• **Supplied data**:

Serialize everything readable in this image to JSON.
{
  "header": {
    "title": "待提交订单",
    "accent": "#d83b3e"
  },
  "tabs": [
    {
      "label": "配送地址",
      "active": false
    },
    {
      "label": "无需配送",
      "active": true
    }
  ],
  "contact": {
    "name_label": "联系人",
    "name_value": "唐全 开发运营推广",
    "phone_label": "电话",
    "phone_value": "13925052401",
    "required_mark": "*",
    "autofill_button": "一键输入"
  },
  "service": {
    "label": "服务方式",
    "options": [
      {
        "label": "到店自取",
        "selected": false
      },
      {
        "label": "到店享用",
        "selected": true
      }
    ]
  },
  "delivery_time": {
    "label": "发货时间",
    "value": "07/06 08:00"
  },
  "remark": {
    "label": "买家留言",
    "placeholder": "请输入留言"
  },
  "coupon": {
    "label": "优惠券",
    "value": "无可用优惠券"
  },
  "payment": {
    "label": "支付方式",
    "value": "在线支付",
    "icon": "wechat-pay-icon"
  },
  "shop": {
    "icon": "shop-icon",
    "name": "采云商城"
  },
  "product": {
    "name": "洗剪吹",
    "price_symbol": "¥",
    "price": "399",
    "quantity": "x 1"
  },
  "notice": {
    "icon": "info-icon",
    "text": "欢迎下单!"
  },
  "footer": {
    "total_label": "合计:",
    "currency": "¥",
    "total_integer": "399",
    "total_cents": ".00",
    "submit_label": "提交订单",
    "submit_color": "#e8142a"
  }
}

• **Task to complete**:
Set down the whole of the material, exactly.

• **Exercise response**:
Serialize everything readable in this image to JSON.
{
  "header": {
    "title": "待提交订单",
    "accent": "#d83b3e"
  },
  "tabs": [
    {
      "label": "配送地址",
      "active": false
    },
    {
      "label": "无需配送",
      "active": true
    }
  ],
  "contact": {
    "name_label": "联系人",
    "name_value": "唐全 开发运营推广",
    "phone_label": "电话",
    "phone_value": "13925052401",
    "required_mark": "*",
    "autofill_button": "一键输入"
  },
  "service": {
    "label": "服务方式",
    "options": [
      {
        "label": "到店自取",
        "selected": false
      },
      {
        "label": "到店享用",
        "selected": true
      }
    ]
  },
  "delivery_time": {
    "label": "发货时间",
    "value": "07/06 08:00"
  },
  "remark": {
    "label": "买家留言",
    "placeholder": "请输入留言"
  },
  "coupon": {
    "label": "优惠券",
    "value": "无可用优惠券"
  },
  "payment": {
    "label": "支付方式",
    "value": "在线支付",
    "icon": "wechat-pay-icon"
  },
  "shop": {
    "icon": "shop-icon",
    "name": "采云商城"
  },
  "product": {
    "name": "洗剪吹",
    "price_symbol": "¥",
    "price": "399",
    "quantity": "x 1"
  },
  "notice": {
    "icon": "info-icon",
    "text": "欢迎下单!"
  },
  "footer": {
    "total_label": "合计:",
    "currency": "¥",
    "total_integer": "399",
    "total_cents": ".00",
    "submit_label": "提交订单",
    "submit_color": "#e8142a"
  }
}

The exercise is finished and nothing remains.